If you go to Paris and do not visit the Notre Dame Cathedral, you are missing out on the grandest, most amazing and emblematic Gothic cathedral in the world. We visited Notre Dame in the middle of the tourist season, on a lovely August day, when a huge cosmopolitan group was crowding in the square in front of the cathedral.
A few meters from the entrance in the cathedral lies the hub of the city, called parvis in French, from the Latin paradisum. In front of the cathedral we find the imposing Statue of Charlemagne.
Notre Dame is the most visited historical landmark in France, followed by the Sacré Cœur de Montmartre Basilica, the Louvre and the Eiffel Tower. Around 20 million visitors come to see the Notre Dame each year. Out of these, 14 million actually go inside the cathedral. Located in the center of l’Ile de la Cité, the cathedral dominates both the island and the river Seine. The very spot where the Notre Dame lies today has been ground for at least four other previous religious edifices, a Roman-Welsh temple dedicated to Jupiter, a Paleochristian church, a Merovingian church and a Carolingian church.
The construction began under the reign of Ludwig the 7th, in 1163, under the initiative of Maurice de Sully, Archbishop of Paris. The building was finished 180 years later, in 1345. It was the first cathedral built at such a large scale and it soon became the prototype for other similar edifices that were raised in France in the following period, like Amiens, Chartres or Rheims.
The impression that Notre Dame left upon me was overwhelming. It is a huge edifice, 128 meters in length and 48 meters wide. It has two 69 m high towers and a bell tower that is 96 m. There are three decorated entrances. To the north, we find the Portal of the Virgin, in the center the Portal of the Last Judgement and to the south, the Portal of St. Anne, the oldest of the three. Between the towers, the famous Galerie des Chimères, or the Gallery of Chimeras, displays a series of sculptures representing apocalyptic figures and hobgoblins inspired by old Christian legends. The ground level features the famous north rose window. With a diameter of 10 m, it shows Virgin Mary holding baby Jesus. The three rose windows of the cathedral are considered one of the great artworks of Christianity. The south rose window, or La Rose du Midi, is a gift from King Ludwig the 13th. The King’s gallery, housing the 28 statues of the kings of Judea, was rebuilt in the 19th century.

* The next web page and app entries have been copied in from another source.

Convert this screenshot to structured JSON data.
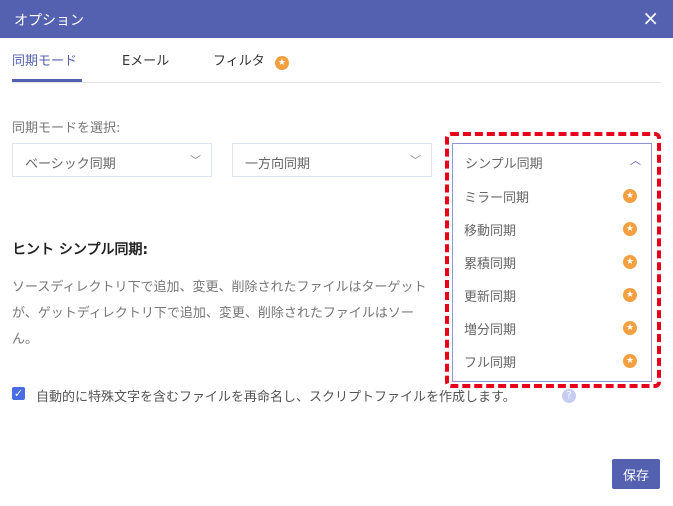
{
  "window": {
    "title": "オプション",
    "close_icon": "×"
  },
  "tabs": [
    {
      "label": "同期モード"
    },
    {
      "label": "Eメール"
    },
    {
      "label": "フィルタ"
    }
  ],
  "sync": {
    "label": "同期モードを選択:",
    "selects": [
      {
        "value": "ベーシック同期"
      },
      {
        "value": "一方向同期"
      },
      {
        "value": "シンプル同期"
      }
    ],
    "options": [
      {
        "label": "ミラー同期"
      },
      {
        "label": "移動同期"
      },
      {
        "label": "累積同期"
      },
      {
        "label": "更新同期"
      },
      {
        "label": "増分同期"
      },
      {
        "label": "フル同期"
      }
    ]
  },
  "hint": {
    "title": "ヒント シンプル同期:",
    "lines": [
      "ソースディレクトリ下で追加、変更、削除されたファイルはターゲット",
      "が、ゲットディレクトリ下で追加、変更、削除されたファイルはソー",
      "ん。"
    ]
  },
  "checkbox": {
    "label": "自動的に特殊文字を含むファイルを再命名し、スクリプトファイルを作成します。",
    "checked": true,
    "help": "?"
  },
  "footer": {
    "save_label": "保存"
  },
  "colors": {
    "accent": "#5461b1",
    "premium": "#f5a040",
    "highlight": "#e8001b"
  }
}
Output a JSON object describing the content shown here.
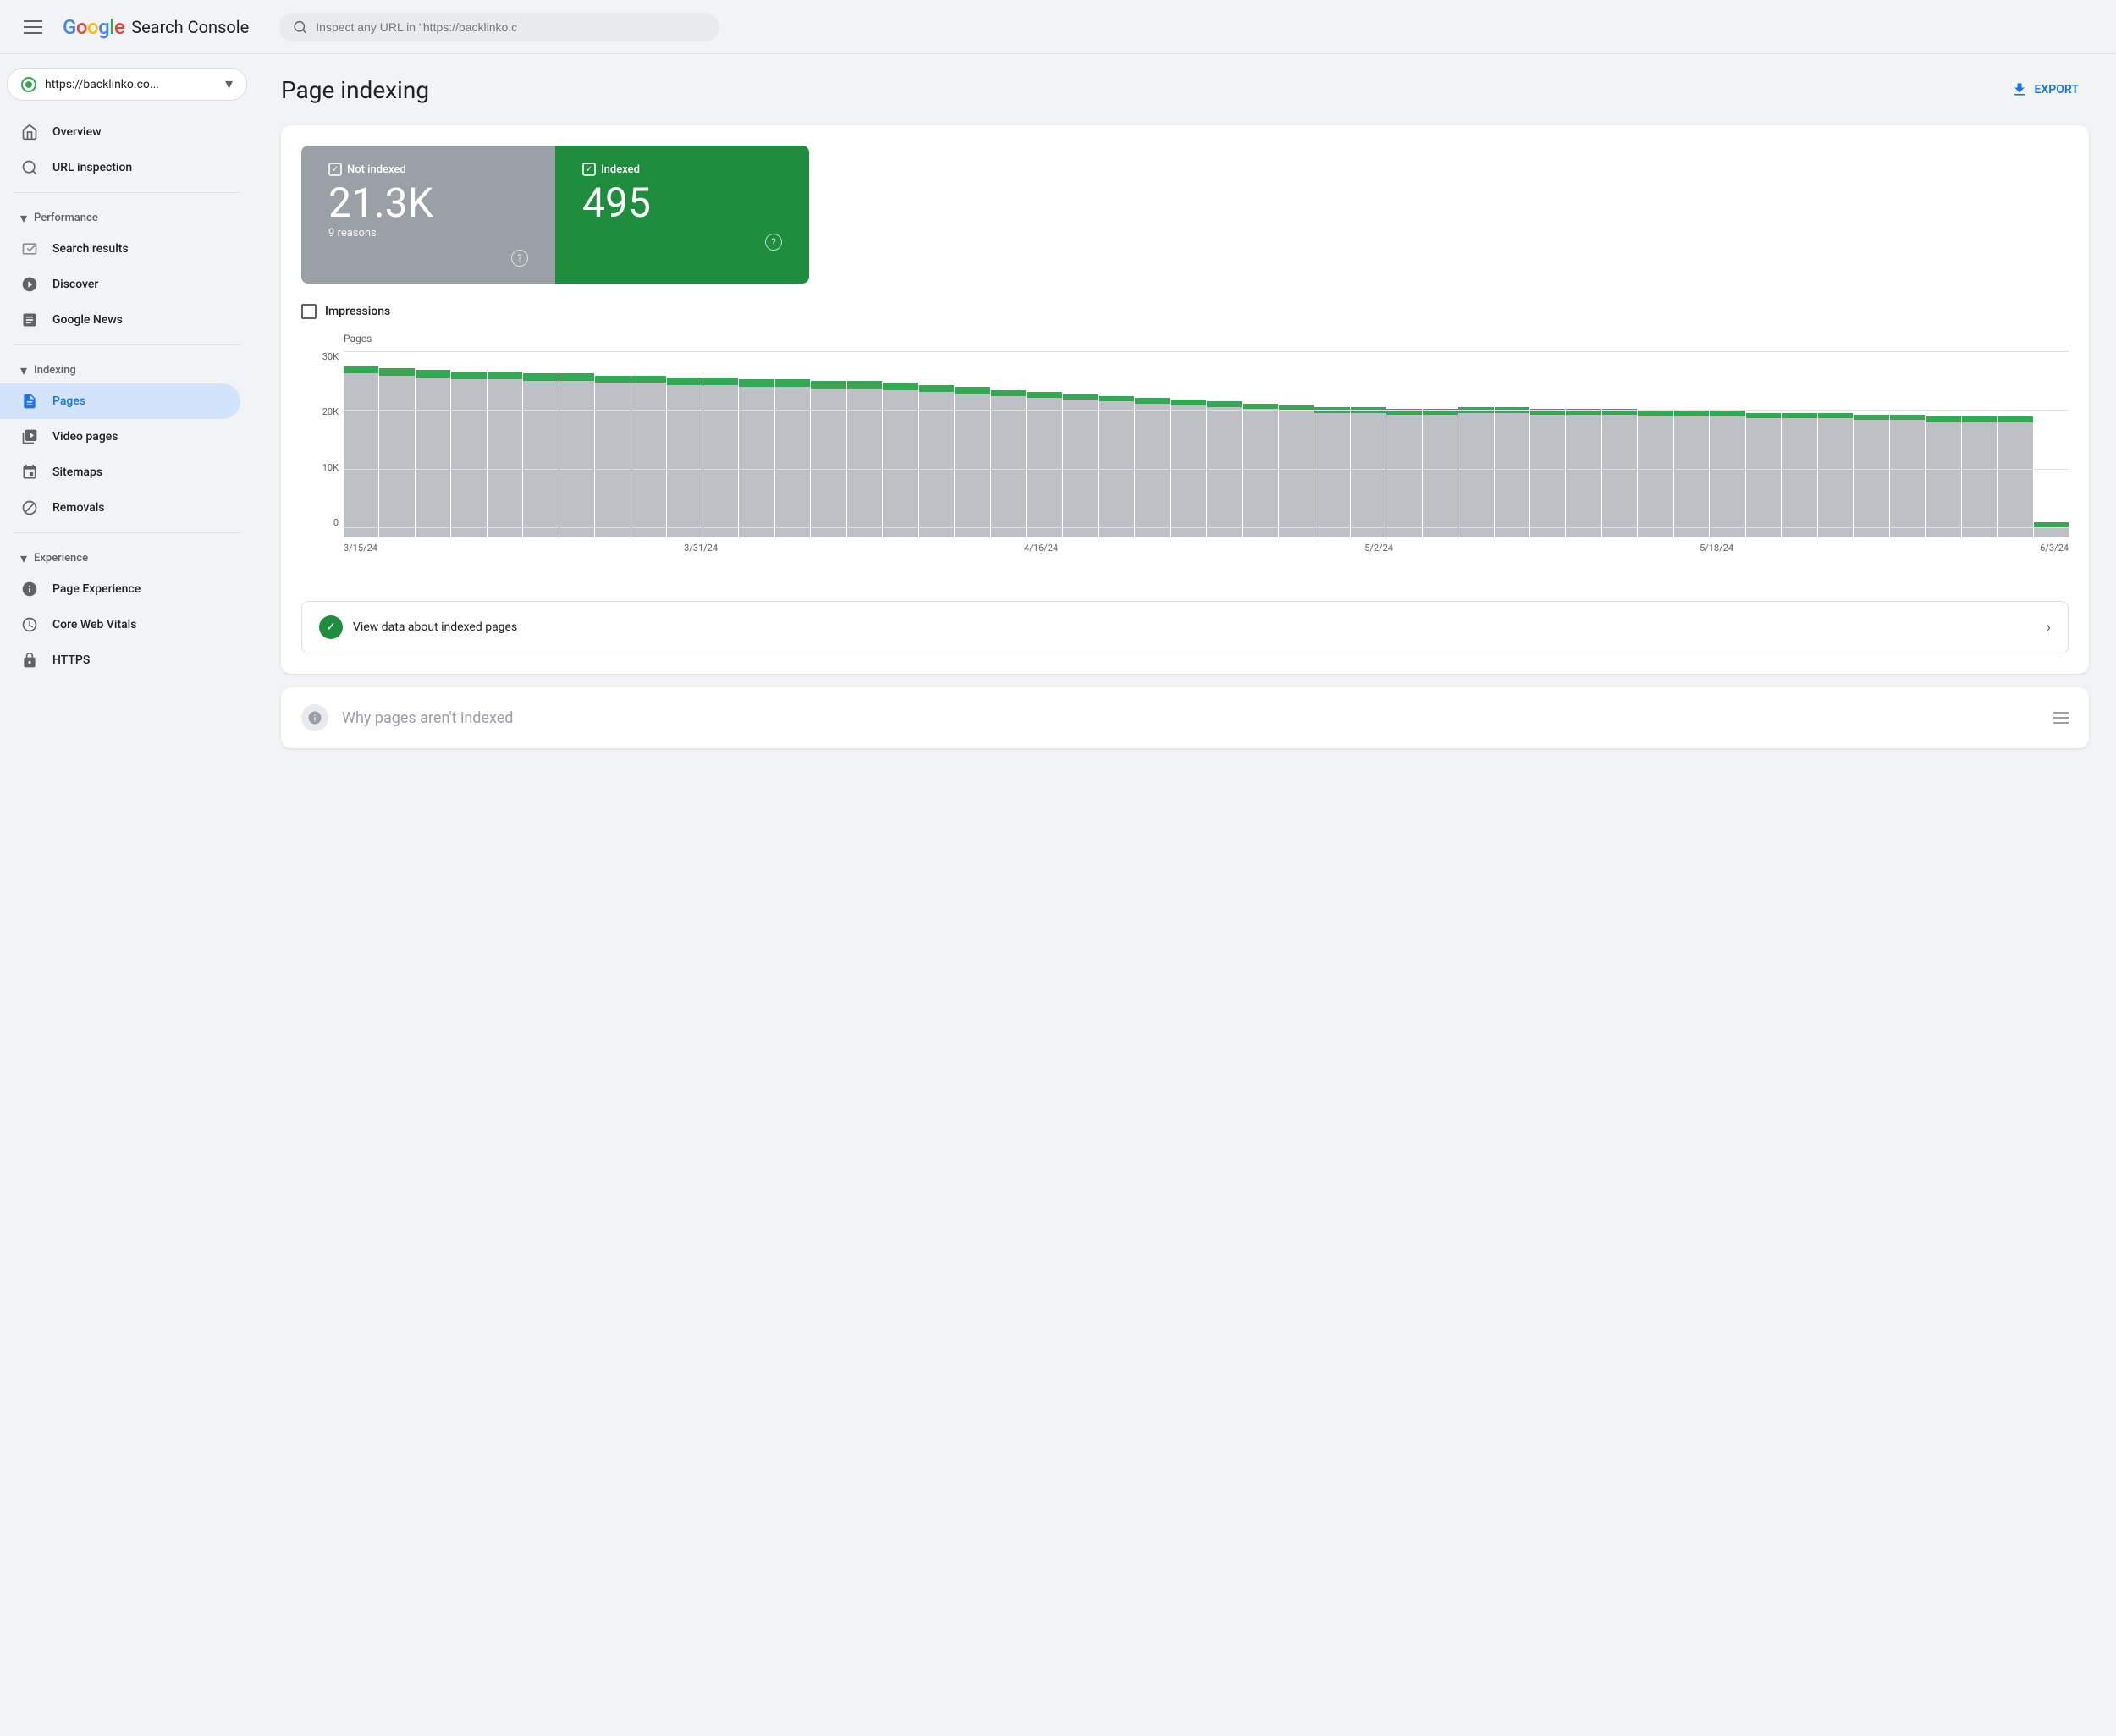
{
  "header": {
    "menu_icon": "hamburger",
    "google_logo": "Google",
    "app_name": "Search Console",
    "search_placeholder": "Inspect any URL in \"https://backlinko.c"
  },
  "site_selector": {
    "url": "https://backlinko.co...",
    "favicon_color": "#34a853"
  },
  "sidebar": {
    "overview_label": "Overview",
    "url_inspection_label": "URL inspection",
    "performance_section": "Performance",
    "search_results_label": "Search results",
    "discover_label": "Discover",
    "google_news_label": "Google News",
    "indexing_section": "Indexing",
    "pages_label": "Pages",
    "video_pages_label": "Video pages",
    "sitemaps_label": "Sitemaps",
    "removals_label": "Removals",
    "experience_section": "Experience",
    "page_experience_label": "Page Experience",
    "core_web_vitals_label": "Core Web Vitals",
    "https_label": "HTTPS"
  },
  "main": {
    "page_title": "Page indexing",
    "export_label": "EXPORT",
    "not_indexed": {
      "label": "Not indexed",
      "value": "21.3K",
      "sub": "9 reasons"
    },
    "indexed": {
      "label": "Indexed",
      "value": "495"
    },
    "impressions_label": "Impressions",
    "chart": {
      "y_label": "Pages",
      "y_axis": [
        "30K",
        "20K",
        "10K",
        "0"
      ],
      "x_axis": [
        "3/15/24",
        "3/31/24",
        "4/16/24",
        "5/2/24",
        "5/18/24",
        "6/3/24"
      ],
      "bars": [
        {
          "gray": 88,
          "green": 4
        },
        {
          "gray": 87,
          "green": 4
        },
        {
          "gray": 86,
          "green": 4
        },
        {
          "gray": 85,
          "green": 4
        },
        {
          "gray": 85,
          "green": 4
        },
        {
          "gray": 84,
          "green": 4
        },
        {
          "gray": 84,
          "green": 4
        },
        {
          "gray": 83,
          "green": 4
        },
        {
          "gray": 83,
          "green": 4
        },
        {
          "gray": 82,
          "green": 4
        },
        {
          "gray": 82,
          "green": 4
        },
        {
          "gray": 81,
          "green": 4
        },
        {
          "gray": 81,
          "green": 4
        },
        {
          "gray": 80,
          "green": 4
        },
        {
          "gray": 80,
          "green": 4
        },
        {
          "gray": 79,
          "green": 4
        },
        {
          "gray": 78,
          "green": 4
        },
        {
          "gray": 77,
          "green": 4
        },
        {
          "gray": 76,
          "green": 3
        },
        {
          "gray": 75,
          "green": 3
        },
        {
          "gray": 74,
          "green": 3
        },
        {
          "gray": 73,
          "green": 3
        },
        {
          "gray": 72,
          "green": 3
        },
        {
          "gray": 71,
          "green": 3
        },
        {
          "gray": 70,
          "green": 3
        },
        {
          "gray": 69,
          "green": 3
        },
        {
          "gray": 68,
          "green": 3
        },
        {
          "gray": 67,
          "green": 3
        },
        {
          "gray": 67,
          "green": 3
        },
        {
          "gray": 66,
          "green": 3
        },
        {
          "gray": 66,
          "green": 3
        },
        {
          "gray": 67,
          "green": 3
        },
        {
          "gray": 67,
          "green": 3
        },
        {
          "gray": 66,
          "green": 3
        },
        {
          "gray": 66,
          "green": 3
        },
        {
          "gray": 66,
          "green": 3
        },
        {
          "gray": 65,
          "green": 3
        },
        {
          "gray": 65,
          "green": 3
        },
        {
          "gray": 65,
          "green": 3
        },
        {
          "gray": 64,
          "green": 3
        },
        {
          "gray": 64,
          "green": 3
        },
        {
          "gray": 64,
          "green": 3
        },
        {
          "gray": 63,
          "green": 3
        },
        {
          "gray": 63,
          "green": 3
        },
        {
          "gray": 62,
          "green": 3
        },
        {
          "gray": 62,
          "green": 3
        },
        {
          "gray": 62,
          "green": 3
        },
        {
          "gray": 5,
          "green": 3
        }
      ]
    },
    "view_data_label": "View data about indexed pages",
    "why_pages_label": "Why pages aren't indexed"
  }
}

The cathedral had to face a coarse destiny, dealing with vandalism and suffering alterations throughout its long history. During the French Revolution, in 1789, the statues in the King’s Gallery were decapitated because they were mistaken with the kings of France. Almost all the statues that decorated the gates, the thesaurus and the altar, with its furniture and paintings, were destroyed or stolen. The Cult of Reason was proclaimed inside Notre Dame. At the end of the revolution, the cathedral was turned into a warehouse. It wasn’t until 1802 that the edifice was restored to its original purpose. Because of its miserable aspect, it was subject to a few quick restorations and was camouflaged using decorations and flags in order to receive Napoleon Bonaparte’s coronation as emperor in 1804, in the presence of Pope Pius the 7th.
It wasn’t until Notre Dame de Paris was published in 1831 by the great novelist Victor Hugo, that the public became aware of the inestimable value of the monument. The book had a tremendous success and authorities finally decided to save the cathedral and launched a thorough restoration program which was finalized in 1864. Restoring the sculptures was the main success of the architects. More than 100 statues were created for the exteriors, out of which 12 surrounded the towers. In a short while, the Paris Commune tried to blow up the edifice again, setting fire to the furniture. Fortunately, the fire was immediately put down. Beginning with 1990, modern techniques allowed the natural stone in the exterior walls, darkened by the passing of centuries, to be restored to its purity and its original white.
Just like the majority of the French cathedrals, Notre Dame was built following a Latin cross shaped plan. The interiors are set on three levels, with large arcades, tribunes and imposing windows. We admired the two organs. The Notre Dame Organ, dating from 1730 and restored in 1962, is the largest in France. All the objects in the cathedral have an inestimable value due to their age. The reliquary contains the ring of the Holly Crown of Thorns of the Lord Savior and other relics from the Lord’s Passion, all bought by King Louis in 1238.
The quintessence of Medieval French art, included on the UNESCO heritage list, the cathedral celebrates 850 years of existence between the 12th of December 2012 and the 24th of November, 2013. The event is accompanied by extensive liturgical, cultural and artistic manifestations. The mastery of the artists who built this wonderful masterpiece is detailed in Victor Hugo’s novel, Notre Dame de Paris, where he wrote that “When a man understands the art of seeing, he can trace the spirit of an age, and the features of a king, even in the knocker on a door“.